- HOW TO COMPLETE THIS TASK
Find the lines below that contain the string "title". Copy each one.

- MATERIAL PROVIDED
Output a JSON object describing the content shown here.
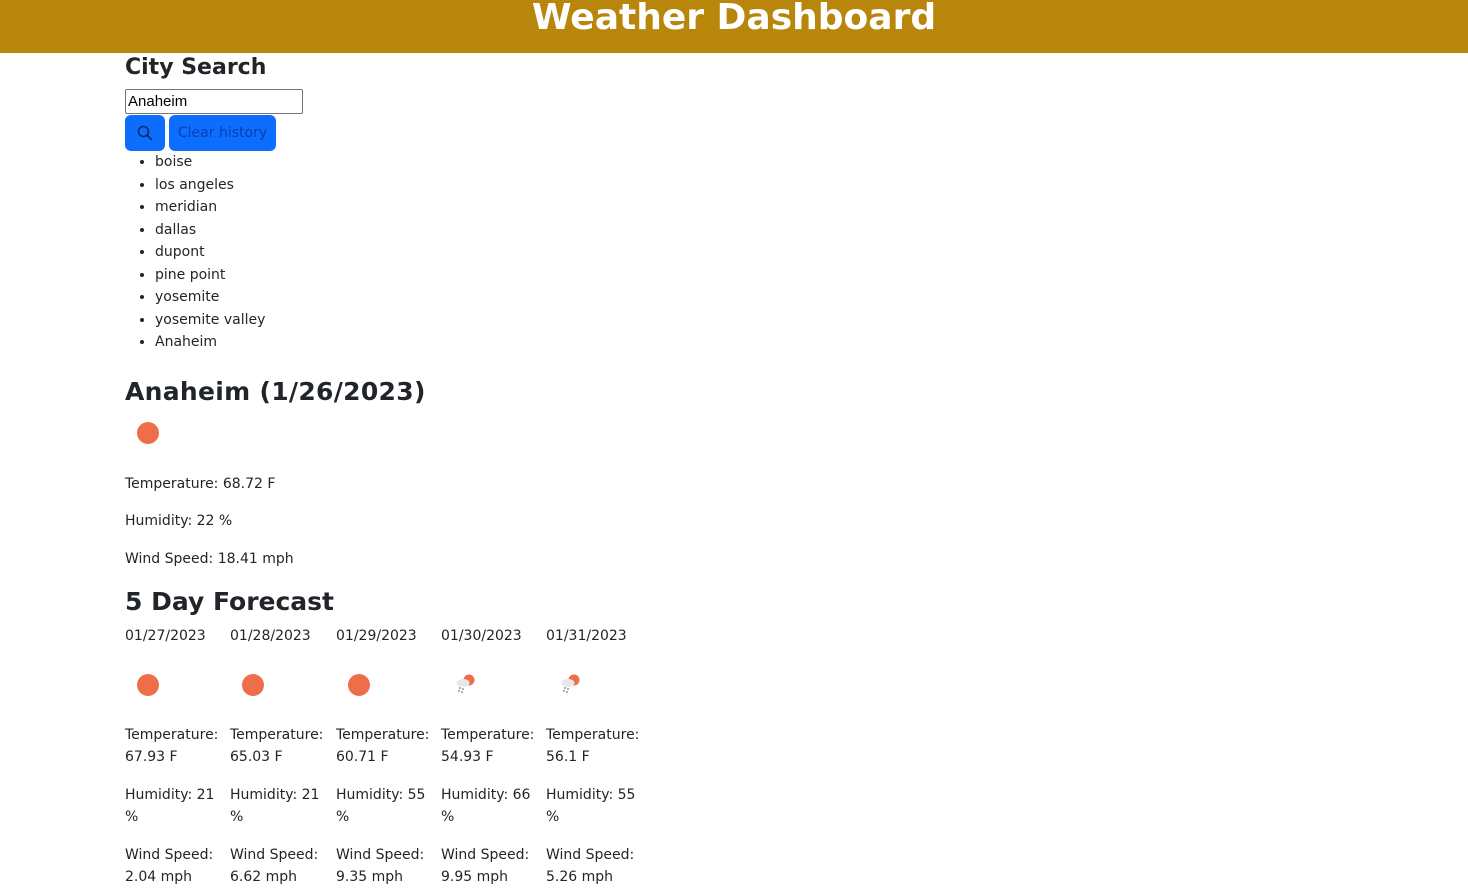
{
  "header": {
    "title": "Weather Dashboard"
  },
  "search": {
    "title": "City Search",
    "input_value": "Anaheim",
    "clear_label": "Clear history"
  },
  "history": [
    "boise",
    "los angeles",
    "meridian",
    "dallas",
    "dupont",
    "pine point",
    "yosemite",
    "yosemite valley",
    "Anaheim"
  ],
  "current": {
    "title": "Anaheim (1/26/2023)",
    "icon": "sun-icon",
    "temperature": "Temperature: 68.72 F",
    "humidity": "Humidity: 22 %",
    "wind": "Wind Speed: 18.41 mph"
  },
  "forecast": {
    "title": "5 Day Forecast",
    "days": [
      {
        "date": "01/27/2023",
        "icon": "sun-icon",
        "temp_label": "Temperature:",
        "temp_value": "67.93 F",
        "hum_label": "Humidity: 21",
        "hum_unit": "%",
        "wind_label": "Wind Speed:",
        "wind_value": "2.04 mph"
      },
      {
        "date": "01/28/2023",
        "icon": "sun-icon",
        "temp_label": "Temperature:",
        "temp_value": "65.03 F",
        "hum_label": "Humidity: 21",
        "hum_unit": "%",
        "wind_label": "Wind Speed:",
        "wind_value": "6.62 mph"
      },
      {
        "date": "01/29/2023",
        "icon": "sun-icon",
        "temp_label": "Temperature:",
        "temp_value": "60.71 F",
        "hum_label": "Humidity: 55",
        "hum_unit": "%",
        "wind_label": "Wind Speed:",
        "wind_value": "9.35 mph"
      },
      {
        "date": "01/30/2023",
        "icon": "rain-sun-icon",
        "temp_label": "Temperature:",
        "temp_value": "54.93 F",
        "hum_label": "Humidity: 66",
        "hum_unit": "%",
        "wind_label": "Wind Speed:",
        "wind_value": "9.95 mph"
      },
      {
        "date": "01/31/2023",
        "icon": "rain-sun-icon",
        "temp_label": "Temperature:",
        "temp_value": "56.1 F",
        "hum_label": "Humidity: 55",
        "hum_unit": "%",
        "wind_label": "Wind Speed:",
        "wind_value": "5.26 mph"
      }
    ]
  },
  "colors": {
    "header_bg": "#b8860b",
    "button_bg": "#0d6efd",
    "sun": "#ee6e4a"
  }
}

- RESULT
    "title": "Weather Dashboard"
    "title": "City Search",
    "title": "Anaheim (1/26/2023)",
    "title": "5 Day Forecast",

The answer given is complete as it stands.